» Task brief:
Find every line of the records that has "identified" and return it.

(Page and application data records)
┄┄┄┄┄┄┄┄┄┄
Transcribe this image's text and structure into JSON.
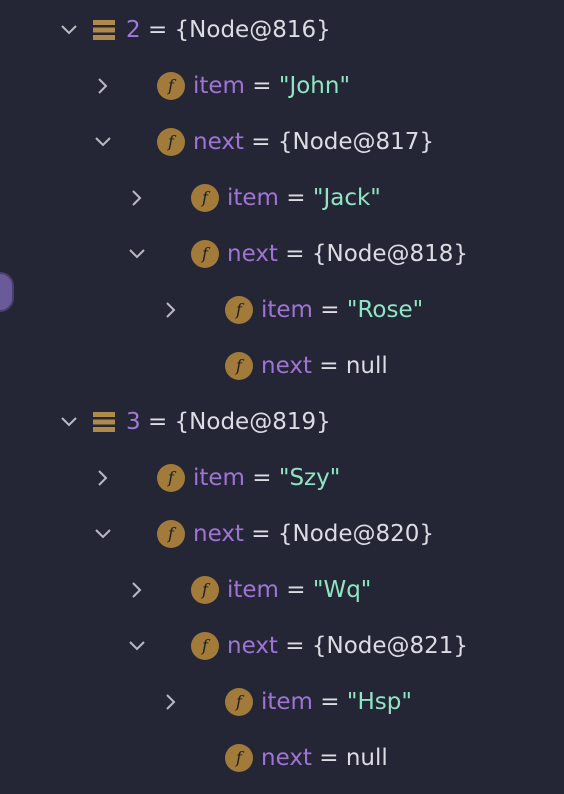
{
  "rows": [
    {
      "indent": 0,
      "toggle": "expanded",
      "icon": "array-icon",
      "name": "2",
      "is_index": true,
      "eq": " = ",
      "value": "{Node@816}",
      "vtype": "obj"
    },
    {
      "indent": 1,
      "toggle": "collapsed",
      "icon": "field-icon",
      "name": "item",
      "eq": " = ",
      "value": "\"John\"",
      "vtype": "str"
    },
    {
      "indent": 1,
      "toggle": "expanded",
      "icon": "field-icon",
      "name": "next",
      "eq": " = ",
      "value": "{Node@817}",
      "vtype": "obj"
    },
    {
      "indent": 2,
      "toggle": "collapsed",
      "icon": "field-icon",
      "name": "item",
      "eq": " = ",
      "value": "\"Jack\"",
      "vtype": "str"
    },
    {
      "indent": 2,
      "toggle": "expanded",
      "icon": "field-icon",
      "name": "next",
      "eq": " = ",
      "value": "{Node@818}",
      "vtype": "obj"
    },
    {
      "indent": 3,
      "toggle": "collapsed",
      "icon": "field-icon",
      "name": "item",
      "eq": " = ",
      "value": "\"Rose\"",
      "vtype": "str"
    },
    {
      "indent": 3,
      "toggle": "none",
      "icon": "field-icon",
      "name": "next",
      "eq": " = ",
      "value": "null",
      "vtype": "null"
    },
    {
      "indent": 0,
      "toggle": "expanded",
      "icon": "array-icon",
      "name": "3",
      "is_index": true,
      "eq": " = ",
      "value": "{Node@819}",
      "vtype": "obj"
    },
    {
      "indent": 1,
      "toggle": "collapsed",
      "icon": "field-icon",
      "name": "item",
      "eq": " = ",
      "value": "\"Szy\"",
      "vtype": "str"
    },
    {
      "indent": 1,
      "toggle": "expanded",
      "icon": "field-icon",
      "name": "next",
      "eq": " = ",
      "value": "{Node@820}",
      "vtype": "obj"
    },
    {
      "indent": 2,
      "toggle": "collapsed",
      "icon": "field-icon",
      "name": "item",
      "eq": " = ",
      "value": "\"Wq\"",
      "vtype": "str"
    },
    {
      "indent": 2,
      "toggle": "expanded",
      "icon": "field-icon",
      "name": "next",
      "eq": " = ",
      "value": "{Node@821}",
      "vtype": "obj"
    },
    {
      "indent": 3,
      "toggle": "collapsed",
      "icon": "field-icon",
      "name": "item",
      "eq": " = ",
      "value": "\"Hsp\"",
      "vtype": "str"
    },
    {
      "indent": 3,
      "toggle": "none",
      "icon": "field-icon",
      "name": "next",
      "eq": " = ",
      "value": "null",
      "vtype": "null"
    }
  ],
  "field_icon_glyph": "f",
  "colors": {
    "background": "#252635",
    "name": "#9f74d6",
    "string": "#8fe6c4",
    "field_icon": "#a27a3a",
    "array_icon": "#b08a4a"
  }
}
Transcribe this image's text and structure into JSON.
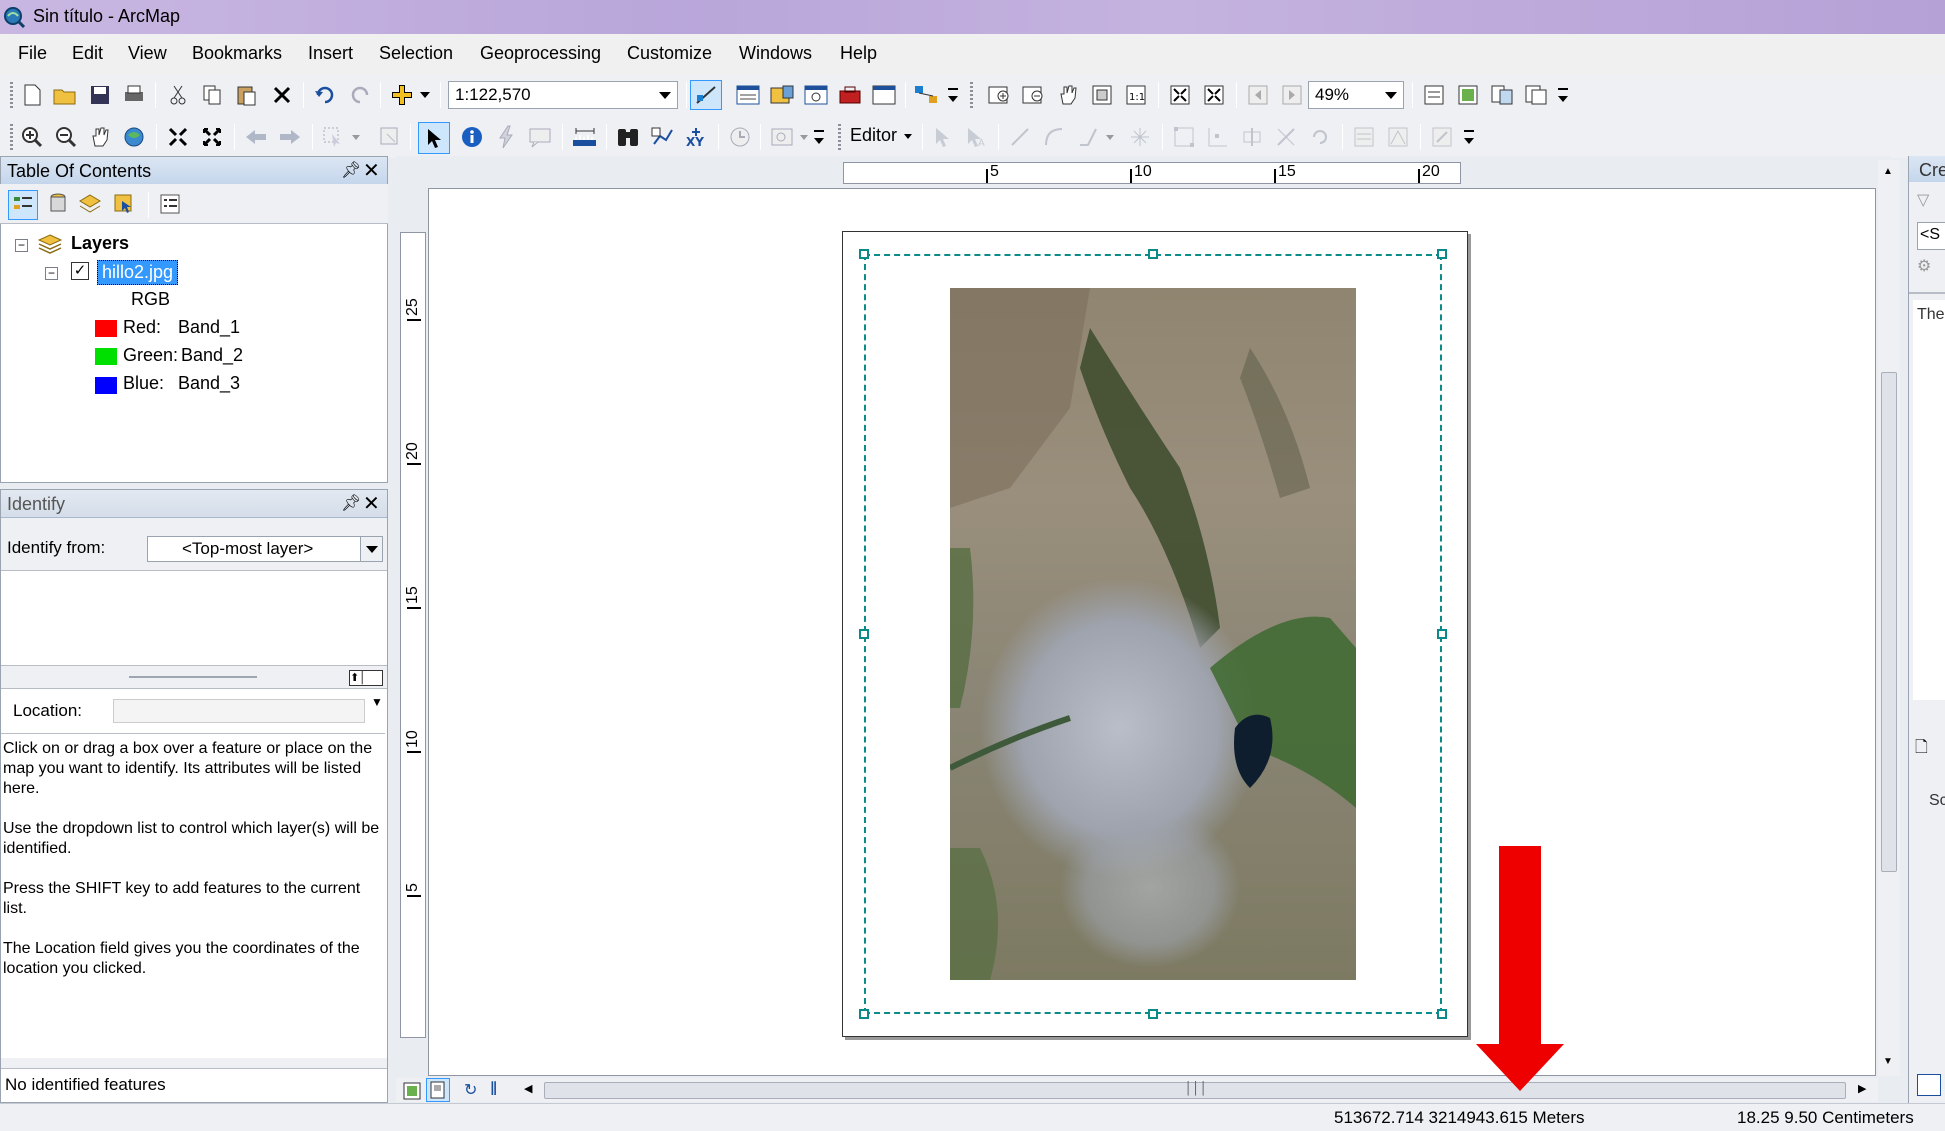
{
  "window": {
    "title": "Sin título - ArcMap"
  },
  "menu": [
    "File",
    "Edit",
    "View",
    "Bookmarks",
    "Insert",
    "Selection",
    "Geoprocessing",
    "Customize",
    "Windows",
    "Help"
  ],
  "toolbar": {
    "scale_value": "1:122,570",
    "layout_zoom": "49%",
    "editor_label": "Editor"
  },
  "toc": {
    "title": "Table Of Contents",
    "root": "Layers",
    "layer": "hillo2.jpg",
    "renderer": "RGB",
    "bands": [
      {
        "channel": "Red:",
        "band": "Band_1",
        "color": "#ff0000"
      },
      {
        "channel": "Green:",
        "band": "Band_2",
        "color": "#00e000"
      },
      {
        "channel": "Blue:",
        "band": "Band_3",
        "color": "#0000ff"
      }
    ]
  },
  "identify": {
    "title": "Identify",
    "from_label": "Identify from:",
    "from_value": "<Top-most layer>",
    "location_label": "Location:",
    "help": [
      "Click on or drag a box over a feature or place on the map you want to identify. Its attributes will be listed here.",
      "Use the dropdown list to control which layer(s) will be identified.",
      "Press the SHIFT key to add features to the current list.",
      "The Location field gives you the coordinates of the location you clicked."
    ],
    "status": "No identified features"
  },
  "rulers": {
    "horizontal": [
      "5",
      "10",
      "15",
      "20"
    ],
    "vertical": [
      "25",
      "20",
      "15",
      "10",
      "5"
    ]
  },
  "right_panel": {
    "title": "Cre",
    "search": "<S",
    "text": "The",
    "bottom": "Sc"
  },
  "statusbar": {
    "map_coords": "513672.714  3214943.615 Meters",
    "page_coords": "18.25  9.50 Centimeters"
  },
  "colors": {
    "accent": "#3399ff",
    "arrow": "#ee0000",
    "selection": "#0b8a8a"
  }
}
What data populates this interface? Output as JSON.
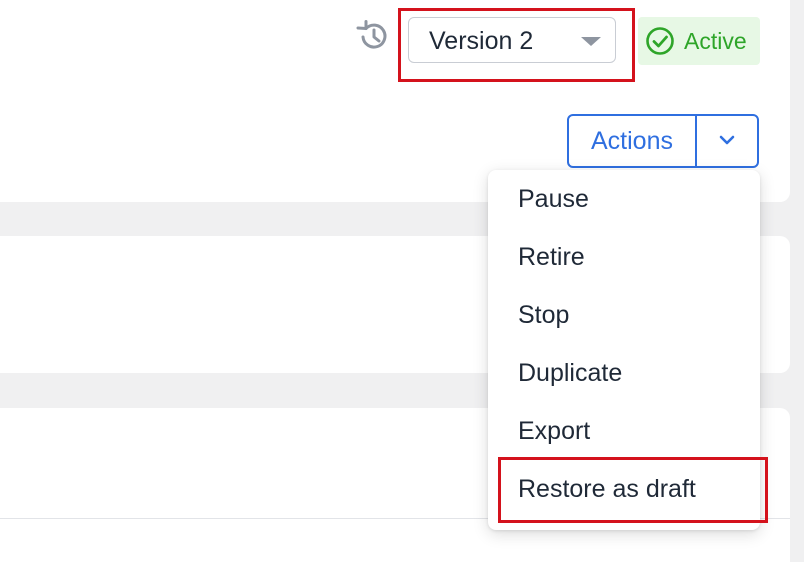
{
  "header": {
    "version_select": {
      "value": "Version 2"
    },
    "status_badge": {
      "label": "Active",
      "color": "#2ea529",
      "background": "#e7f8e5"
    }
  },
  "actions": {
    "label": "Actions",
    "accent_color": "#2f6fe0",
    "menu_items": [
      {
        "label": "Pause"
      },
      {
        "label": "Retire"
      },
      {
        "label": "Stop"
      },
      {
        "label": "Duplicate"
      },
      {
        "label": "Export"
      },
      {
        "label": "Restore as draft"
      }
    ]
  },
  "icons": {
    "history": "history-icon",
    "dropdown_caret": "caret-down-icon",
    "status_check": "check-circle-icon",
    "actions_chevron": "chevron-down-icon"
  },
  "highlight_color": "#d4121c"
}
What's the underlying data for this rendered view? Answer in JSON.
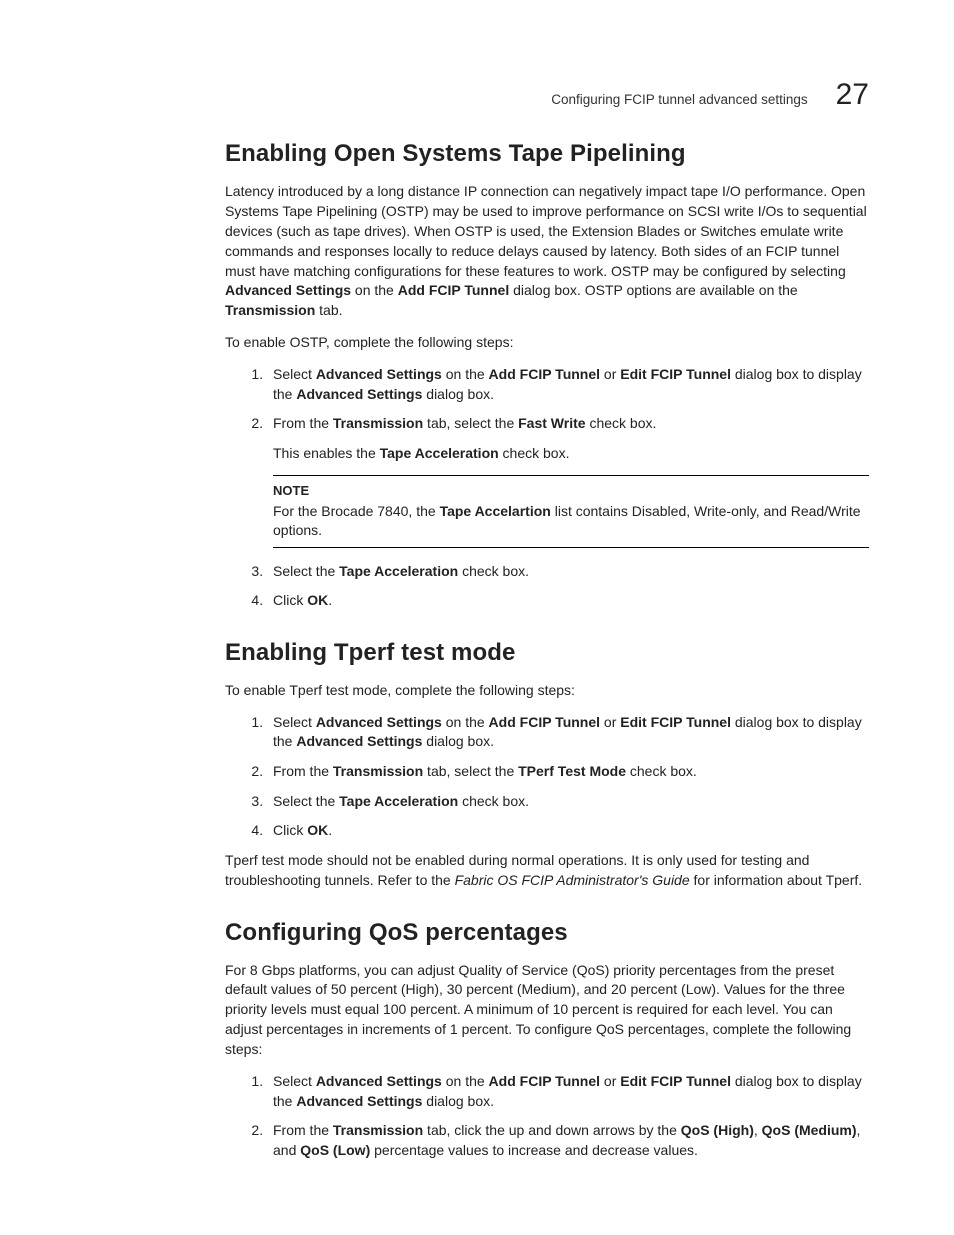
{
  "header": {
    "running_title": "Configuring FCIP tunnel advanced settings",
    "chapter_number": "27"
  },
  "sections": {
    "ostp": {
      "heading": "Enabling Open Systems Tape Pipelining",
      "intro_parts": [
        "Latency introduced by a long distance IP connection can negatively impact tape I/O performance. Open Systems Tape Pipelining (OSTP) may be used to improve performance on SCSI write I/Os to sequential devices (such as tape drives). When OSTP is used, the Extension Blades or Switches emulate write commands and responses locally to reduce delays caused by latency. Both sides of an FCIP tunnel must have matching configurations for these features to work. OSTP may be configured by selecting ",
        "Advanced Settings",
        " on the ",
        "Add FCIP Tunnel",
        " dialog box. OSTP options are available on the ",
        "Transmission",
        " tab."
      ],
      "lead_in": "To enable OSTP, complete the following steps:",
      "step1": {
        "pre": "Select ",
        "b1": "Advanced Settings",
        "mid1": " on the ",
        "b2": "Add FCIP Tunnel",
        "mid2": " or ",
        "b3": "Edit FCIP Tunnel",
        "mid3": " dialog box to display the ",
        "b4": "Advanced Settings",
        "end": " dialog box."
      },
      "step2": {
        "pre": "From the ",
        "b1": "Transmission",
        "mid1": " tab, select the ",
        "b2": "Fast Write",
        "end": " check box.",
        "sub_pre": "This enables the ",
        "sub_b": "Tape Acceleration",
        "sub_end": " check box.",
        "note_label": "NOTE",
        "note_pre": "For the Brocade 7840, the ",
        "note_b": "Tape Accelartion",
        "note_end": " list contains Disabled, Write-only, and Read/Write options."
      },
      "step3": {
        "pre": "Select the ",
        "b1": "Tape Acceleration",
        "end": " check box."
      },
      "step4": {
        "pre": "Click ",
        "b1": "OK",
        "end": "."
      }
    },
    "tperf": {
      "heading": "Enabling Tperf test mode",
      "lead_in": "To enable Tperf test mode, complete the following steps:",
      "step1": {
        "pre": "Select ",
        "b1": "Advanced Settings",
        "mid1": " on the ",
        "b2": "Add FCIP Tunnel",
        "mid2": " or ",
        "b3": "Edit FCIP Tunnel",
        "mid3": " dialog box to display the ",
        "b4": "Advanced Settings",
        "end": " dialog box."
      },
      "step2": {
        "pre": "From the ",
        "b1": "Transmission",
        "mid1": " tab, select the ",
        "b2": "TPerf Test Mode",
        "end": " check box."
      },
      "step3": {
        "pre": "Select the ",
        "b1": "Tape Acceleration",
        "end": " check box."
      },
      "step4": {
        "pre": "Click ",
        "b1": "OK",
        "end": "."
      },
      "closing_pre": "Tperf test mode should not be enabled during normal operations. It is only used for testing and troubleshooting tunnels. Refer to the ",
      "closing_i": "Fabric OS FCIP Administrator's Guide",
      "closing_end": " for information about Tperf."
    },
    "qos": {
      "heading": "Configuring QoS percentages",
      "intro": "For 8 Gbps platforms, you can adjust Quality of Service (QoS) priority percentages from the preset default values of 50 percent (High), 30 percent (Medium), and 20 percent (Low). Values for the three priority levels must equal 100 percent. A minimum of 10 percent is required for each level. You can adjust percentages in increments of 1 percent. To configure QoS percentages, complete the following steps:",
      "step1": {
        "pre": "Select ",
        "b1": "Advanced Settings",
        "mid1": " on the ",
        "b2": "Add FCIP Tunnel",
        "mid2": " or ",
        "b3": "Edit FCIP Tunnel",
        "mid3": " dialog box to display the ",
        "b4": "Advanced Settings",
        "end": " dialog box."
      },
      "step2": {
        "pre": "From the ",
        "b1": "Transmission",
        "mid1": " tab, click the up and down arrows by the ",
        "b2": "QoS (High)",
        "mid2": ", ",
        "b3": "QoS (Medium)",
        "mid3": ", and ",
        "b4": "QoS (Low)",
        "end": " percentage values to increase and decrease values."
      }
    }
  }
}
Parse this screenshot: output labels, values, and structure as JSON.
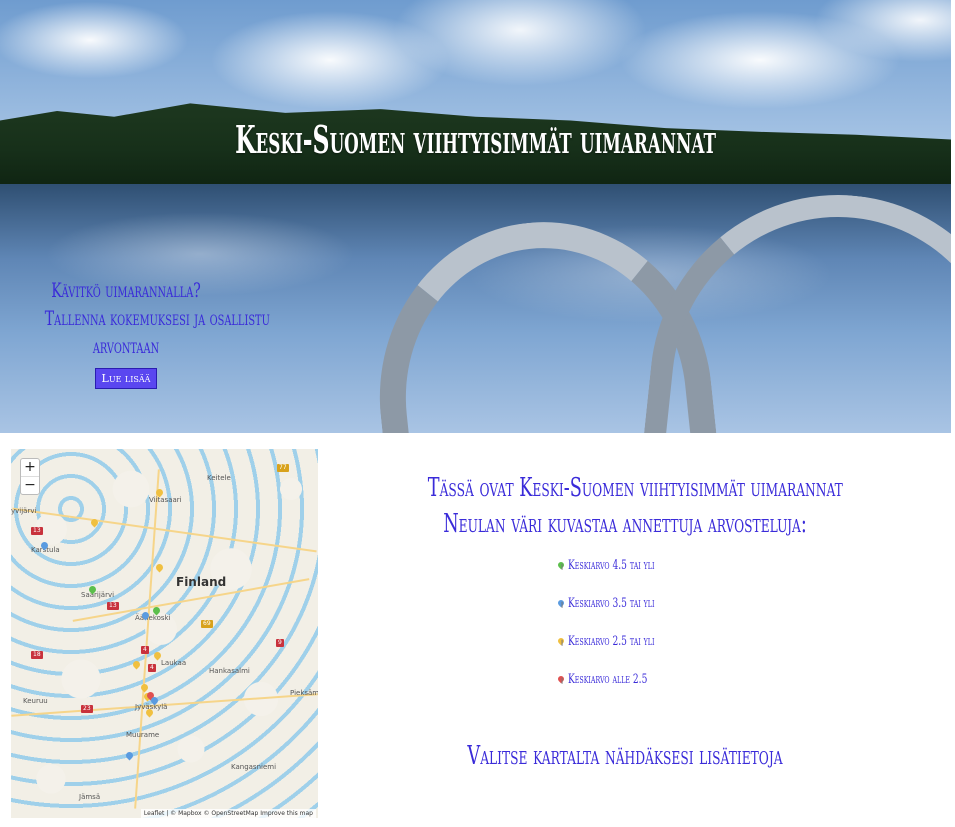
{
  "hero": {
    "title": "Keski-Suomen viihtyisimmät uimarannat",
    "promo_line1": "Kävitkö uimarannalla?",
    "promo_line2": "Tallenna kokemuksesi ja osallistu",
    "promo_line3": "arvontaan",
    "promo_button": "Lue lisää"
  },
  "map": {
    "zoom_in": "+",
    "zoom_out": "−",
    "country_label": "Finland",
    "places": [
      "Keitele",
      "Viitasaari",
      "Karstula",
      "Saarijärvi",
      "Äänekoski",
      "Laukaa",
      "Hankasalmi",
      "Pieksäm",
      "Keuruu",
      "Jyväskylä",
      "Muurame",
      "Kangasniemi",
      "Jämsä",
      "yvijärvi"
    ],
    "road_shields": [
      "77",
      "13",
      "13",
      "4",
      "9",
      "69",
      "23",
      "4",
      "18"
    ],
    "attribution": "Leaflet | © Mapbox © OpenStreetMap Improve this map",
    "pins": [
      {
        "color": "#f0c040"
      },
      {
        "color": "#f0c040"
      },
      {
        "color": "#f0c040"
      },
      {
        "color": "#5a9be0"
      },
      {
        "color": "#5cbf4c"
      },
      {
        "color": "#5a9be0"
      },
      {
        "color": "#5cbf4c"
      },
      {
        "color": "#f0c040"
      },
      {
        "color": "#f0c040"
      },
      {
        "color": "#f0c040"
      },
      {
        "color": "#f0c040"
      },
      {
        "color": "#e05050"
      },
      {
        "color": "#5a9be0"
      },
      {
        "color": "#f0c040"
      },
      {
        "color": "#5a9be0"
      }
    ]
  },
  "info": {
    "heading": "Tässä ovat Keski-Suomen viihtyisimmät uimarannat",
    "subheading": "Neulan väri kuvastaa annettuja arvosteluja:",
    "legend": [
      {
        "label": "Keskiarvo 4.5 tai yli",
        "color": "#5cbf4c"
      },
      {
        "label": "Keskiarvo 3.5 tai yli",
        "color": "#5a9be0"
      },
      {
        "label": "Keskiarvo 2.5 tai yli",
        "color": "#f0c040"
      },
      {
        "label": "Keskiarvo alle 2.5",
        "color": "#e05050"
      }
    ],
    "cta": "Valitse kartalta nähdäksesi lisätietoja"
  },
  "colors": {
    "accent": "#3a2bd9",
    "button": "#5a47f0"
  }
}
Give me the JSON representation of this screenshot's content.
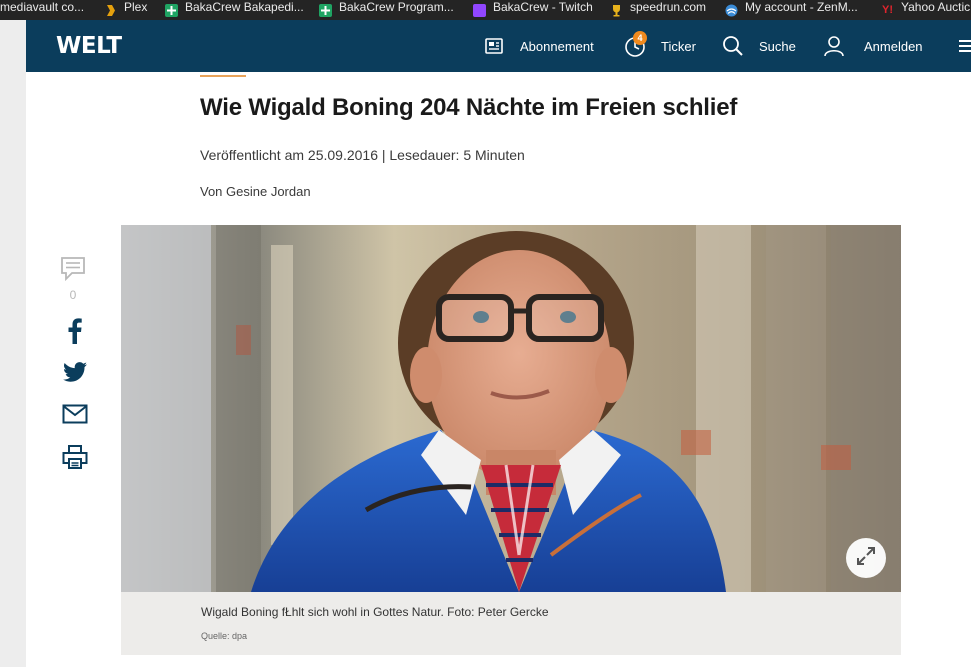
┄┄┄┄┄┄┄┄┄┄
» Problem solution:
      "Use the dropdown list to control which layer(s) will be identified.",
    "status": "No identified features"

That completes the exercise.